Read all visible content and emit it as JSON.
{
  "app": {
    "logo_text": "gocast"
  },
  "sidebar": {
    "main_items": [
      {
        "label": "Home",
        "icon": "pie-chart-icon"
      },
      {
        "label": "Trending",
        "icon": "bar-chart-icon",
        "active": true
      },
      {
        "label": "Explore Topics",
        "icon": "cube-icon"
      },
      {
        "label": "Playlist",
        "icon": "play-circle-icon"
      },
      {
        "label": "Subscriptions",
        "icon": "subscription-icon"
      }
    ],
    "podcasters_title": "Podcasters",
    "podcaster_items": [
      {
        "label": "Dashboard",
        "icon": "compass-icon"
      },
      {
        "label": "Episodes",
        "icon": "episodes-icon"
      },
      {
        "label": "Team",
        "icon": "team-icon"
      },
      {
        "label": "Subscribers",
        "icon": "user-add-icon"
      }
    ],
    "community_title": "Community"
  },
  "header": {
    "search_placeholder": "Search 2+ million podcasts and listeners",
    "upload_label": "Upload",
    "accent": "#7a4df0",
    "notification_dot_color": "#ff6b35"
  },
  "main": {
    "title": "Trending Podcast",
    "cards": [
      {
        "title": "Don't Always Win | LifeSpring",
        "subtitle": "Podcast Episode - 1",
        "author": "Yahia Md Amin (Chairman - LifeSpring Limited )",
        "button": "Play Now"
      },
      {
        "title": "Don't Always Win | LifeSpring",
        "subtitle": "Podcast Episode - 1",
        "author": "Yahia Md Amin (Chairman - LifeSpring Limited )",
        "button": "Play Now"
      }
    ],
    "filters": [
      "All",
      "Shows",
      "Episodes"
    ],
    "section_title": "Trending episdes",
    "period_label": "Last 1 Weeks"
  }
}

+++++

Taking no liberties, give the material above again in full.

- OUTPUT OF THE EXERCISE:
Read all visible content and emit it as JSON.
{
  "app": {
    "logo_text": "gocast"
  },
  "sidebar": {
    "main_items": [
      {
        "label": "Home",
        "icon": "pie-chart-icon"
      },
      {
        "label": "Trending",
        "icon": "bar-chart-icon",
        "active": true
      },
      {
        "label": "Explore Topics",
        "icon": "cube-icon"
      },
      {
        "label": "Playlist",
        "icon": "play-circle-icon"
      },
      {
        "label": "Subscriptions",
        "icon": "subscription-icon"
      }
    ],
    "podcasters_title": "Podcasters",
    "podcaster_items": [
      {
        "label": "Dashboard",
        "icon": "compass-icon"
      },
      {
        "label": "Episodes",
        "icon": "episodes-icon"
      },
      {
        "label": "Team",
        "icon": "team-icon"
      },
      {
        "label": "Subscribers",
        "icon": "user-add-icon"
      }
    ],
    "community_title": "Community"
  },
  "header": {
    "search_placeholder": "Search 2+ million podcasts and listeners",
    "upload_label": "Upload",
    "accent": "#7a4df0",
    "notification_dot_color": "#ff6b35"
  },
  "main": {
    "title": "Trending Podcast",
    "cards": [
      {
        "title": "Don't Always Win | LifeSpring",
        "subtitle": "Podcast Episode - 1",
        "author": "Yahia Md Amin (Chairman - LifeSpring Limited )",
        "button": "Play Now"
      },
      {
        "title": "Don't Always Win | LifeSpring",
        "subtitle": "Podcast Episode - 1",
        "author": "Yahia Md Amin (Chairman - LifeSpring Limited )",
        "button": "Play Now"
      }
    ],
    "filters": [
      "All",
      "Shows",
      "Episodes"
    ],
    "section_title": "Trending episdes",
    "period_label": "Last 1 Weeks"
  }
}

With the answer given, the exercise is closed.